(The Center Square) – Arkansas drivers are paying the nation’s third-lowest gas price average, according to a AAA report on gas prices.
Arkansas residents are paying one cent less per gallon than last week at $2.69 for a gallon of regular unleaded gasoline. The price is five cents less per gallon compared to the previous year. Fort Smith has the cheapest fuel at $2.62 a gallon, while West Memphis is the highest at $2.80.
“Gas prices have seen a mixed bag in the last week to close the year but annually drivers experienced savings at the pump year-over-year,” said AAA Spokesperson Nick Chabarria. “That comes as little surprise given Arkansas and the rest of the country experienced record high gas prices in June 2022, a mark we did not come close to in 2023.”
Only Mississippi and Texas have less expensive gas.
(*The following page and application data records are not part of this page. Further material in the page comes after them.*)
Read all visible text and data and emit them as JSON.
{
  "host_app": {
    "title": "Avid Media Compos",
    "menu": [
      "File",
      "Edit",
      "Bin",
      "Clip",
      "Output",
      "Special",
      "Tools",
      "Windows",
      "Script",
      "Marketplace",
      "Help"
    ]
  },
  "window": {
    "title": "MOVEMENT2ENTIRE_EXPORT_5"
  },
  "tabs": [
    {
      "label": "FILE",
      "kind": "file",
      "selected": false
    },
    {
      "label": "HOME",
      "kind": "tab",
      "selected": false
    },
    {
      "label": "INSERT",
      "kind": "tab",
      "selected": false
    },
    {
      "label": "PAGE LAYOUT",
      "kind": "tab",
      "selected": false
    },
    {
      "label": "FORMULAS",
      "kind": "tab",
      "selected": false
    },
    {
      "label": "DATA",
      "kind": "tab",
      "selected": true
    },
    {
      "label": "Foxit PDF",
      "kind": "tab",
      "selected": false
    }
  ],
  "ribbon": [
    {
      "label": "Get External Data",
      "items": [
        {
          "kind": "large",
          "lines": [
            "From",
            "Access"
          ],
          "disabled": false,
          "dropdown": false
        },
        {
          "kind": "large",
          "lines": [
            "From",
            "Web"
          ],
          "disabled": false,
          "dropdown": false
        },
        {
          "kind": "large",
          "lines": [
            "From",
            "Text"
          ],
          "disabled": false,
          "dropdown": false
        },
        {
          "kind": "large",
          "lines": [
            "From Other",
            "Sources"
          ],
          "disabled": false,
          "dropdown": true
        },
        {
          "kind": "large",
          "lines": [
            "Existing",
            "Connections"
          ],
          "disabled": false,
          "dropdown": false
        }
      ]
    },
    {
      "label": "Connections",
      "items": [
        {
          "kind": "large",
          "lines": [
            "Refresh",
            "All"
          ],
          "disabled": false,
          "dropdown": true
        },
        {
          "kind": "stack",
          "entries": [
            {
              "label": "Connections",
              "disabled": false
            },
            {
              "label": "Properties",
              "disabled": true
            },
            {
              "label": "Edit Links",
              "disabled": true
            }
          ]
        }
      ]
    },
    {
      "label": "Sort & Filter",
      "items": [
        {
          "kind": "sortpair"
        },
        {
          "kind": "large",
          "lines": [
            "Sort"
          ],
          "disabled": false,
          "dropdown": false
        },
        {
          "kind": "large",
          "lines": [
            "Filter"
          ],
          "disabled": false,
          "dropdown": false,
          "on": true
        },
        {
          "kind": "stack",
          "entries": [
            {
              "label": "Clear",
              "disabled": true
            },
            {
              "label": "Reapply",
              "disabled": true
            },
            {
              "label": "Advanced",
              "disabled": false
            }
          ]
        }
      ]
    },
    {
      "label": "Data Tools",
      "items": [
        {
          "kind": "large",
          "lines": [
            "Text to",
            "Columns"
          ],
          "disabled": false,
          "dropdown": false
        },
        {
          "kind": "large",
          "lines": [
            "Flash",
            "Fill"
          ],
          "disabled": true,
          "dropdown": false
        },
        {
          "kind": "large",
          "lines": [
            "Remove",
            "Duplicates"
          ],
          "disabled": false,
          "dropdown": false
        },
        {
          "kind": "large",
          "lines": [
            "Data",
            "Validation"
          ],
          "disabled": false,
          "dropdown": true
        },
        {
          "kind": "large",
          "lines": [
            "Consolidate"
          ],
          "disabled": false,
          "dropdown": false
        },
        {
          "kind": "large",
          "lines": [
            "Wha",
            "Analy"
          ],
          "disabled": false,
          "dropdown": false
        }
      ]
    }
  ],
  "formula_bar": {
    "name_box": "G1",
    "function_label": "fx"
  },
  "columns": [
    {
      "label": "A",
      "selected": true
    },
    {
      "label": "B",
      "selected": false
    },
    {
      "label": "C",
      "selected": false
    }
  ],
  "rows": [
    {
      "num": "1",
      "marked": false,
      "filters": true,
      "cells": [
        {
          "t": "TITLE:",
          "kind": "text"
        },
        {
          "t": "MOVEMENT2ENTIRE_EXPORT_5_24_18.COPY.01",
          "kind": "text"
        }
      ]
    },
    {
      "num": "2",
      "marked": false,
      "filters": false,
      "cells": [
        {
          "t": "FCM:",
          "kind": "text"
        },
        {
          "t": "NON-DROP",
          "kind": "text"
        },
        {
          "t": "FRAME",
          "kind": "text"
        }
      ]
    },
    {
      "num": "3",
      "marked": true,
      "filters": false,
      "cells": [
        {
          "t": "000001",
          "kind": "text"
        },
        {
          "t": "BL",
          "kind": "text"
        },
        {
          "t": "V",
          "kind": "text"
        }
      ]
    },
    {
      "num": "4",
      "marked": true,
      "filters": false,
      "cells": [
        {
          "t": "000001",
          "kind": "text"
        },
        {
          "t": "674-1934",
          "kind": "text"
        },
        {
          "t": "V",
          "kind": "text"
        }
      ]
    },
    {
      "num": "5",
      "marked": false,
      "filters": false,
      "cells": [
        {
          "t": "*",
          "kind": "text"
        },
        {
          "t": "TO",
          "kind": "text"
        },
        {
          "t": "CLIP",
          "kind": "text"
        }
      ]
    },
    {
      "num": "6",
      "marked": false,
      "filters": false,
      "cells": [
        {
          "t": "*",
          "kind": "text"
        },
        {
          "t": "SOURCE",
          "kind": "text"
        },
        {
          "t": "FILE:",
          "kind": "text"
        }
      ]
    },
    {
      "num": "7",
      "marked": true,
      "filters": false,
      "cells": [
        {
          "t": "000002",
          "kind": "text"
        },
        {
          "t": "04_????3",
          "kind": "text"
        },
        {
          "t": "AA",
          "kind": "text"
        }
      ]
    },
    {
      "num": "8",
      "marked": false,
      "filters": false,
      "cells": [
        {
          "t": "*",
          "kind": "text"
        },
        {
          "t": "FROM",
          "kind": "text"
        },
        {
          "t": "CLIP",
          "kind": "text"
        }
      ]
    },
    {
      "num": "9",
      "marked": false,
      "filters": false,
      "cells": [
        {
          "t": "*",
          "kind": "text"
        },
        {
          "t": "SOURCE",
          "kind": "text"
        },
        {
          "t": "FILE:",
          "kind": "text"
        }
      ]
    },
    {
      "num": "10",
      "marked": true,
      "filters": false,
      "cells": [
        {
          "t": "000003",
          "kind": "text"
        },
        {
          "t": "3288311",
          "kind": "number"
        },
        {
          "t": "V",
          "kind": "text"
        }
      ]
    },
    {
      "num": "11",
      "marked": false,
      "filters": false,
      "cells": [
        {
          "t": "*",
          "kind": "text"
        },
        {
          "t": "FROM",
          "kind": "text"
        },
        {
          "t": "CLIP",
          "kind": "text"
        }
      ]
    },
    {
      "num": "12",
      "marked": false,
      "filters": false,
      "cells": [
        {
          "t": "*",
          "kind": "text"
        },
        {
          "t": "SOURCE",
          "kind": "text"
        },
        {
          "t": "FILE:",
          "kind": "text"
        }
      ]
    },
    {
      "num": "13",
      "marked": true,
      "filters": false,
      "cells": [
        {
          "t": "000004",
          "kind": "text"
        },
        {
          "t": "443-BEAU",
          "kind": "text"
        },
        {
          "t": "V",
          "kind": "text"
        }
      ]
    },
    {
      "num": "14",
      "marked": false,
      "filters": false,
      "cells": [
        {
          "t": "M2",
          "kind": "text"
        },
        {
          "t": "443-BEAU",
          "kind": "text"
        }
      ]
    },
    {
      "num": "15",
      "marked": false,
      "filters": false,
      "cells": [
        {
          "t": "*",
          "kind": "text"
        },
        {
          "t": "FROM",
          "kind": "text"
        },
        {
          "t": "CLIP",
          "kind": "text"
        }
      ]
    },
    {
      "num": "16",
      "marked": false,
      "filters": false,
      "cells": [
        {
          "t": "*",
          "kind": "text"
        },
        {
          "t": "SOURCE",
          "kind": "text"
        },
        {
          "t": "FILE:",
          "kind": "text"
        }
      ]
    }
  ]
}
Washington and California fuel costs are more than $4 per gallon.
The 2023 average gas price in Arkansas was $3.13 for regular unleaded, 39 cents less per gallon than in 2022 and 4 cents less than the national average for the same period when statewide annual averages peaked in Arkansas at $3.52 per gallon.
GasBuddy’s annual Fuel Price Outlook forecasts the yearly national average fuel cost will drop from $3.51 per gallon this year to $3.38 in 2024. Arkansas’s state average for 2024 is estimated between $2.92 and $3.22 per gallon.
“As the world continues to navigate situations like the Russian invasion of Ukraine and violence in the Middle East, an elevated level of uncertainty remains, making an accurate forecast very challenging,” the report said. “These situations, as well as the fluid state of the global economy, fiscal policy by central banks to tame inflation, as well as potential interest rate cuts could alter the direction of the economy, shifting fundamentals in significant ways.”
The $5 and $6 gas prices will fade into memory, said Patrick De Haan, head of Petroleum Analysis and author of the GasBuddy outlook report.
“The global refining picture continues to improve, providing more capacity and peace of mind that record-setting prices will stay away from the pump this year,” De Haan said. “2024 will feature some volatility, unexpected outages and disruptions, and potentially weather-related issues, but I do not expect it to feature record prices—anywhere.”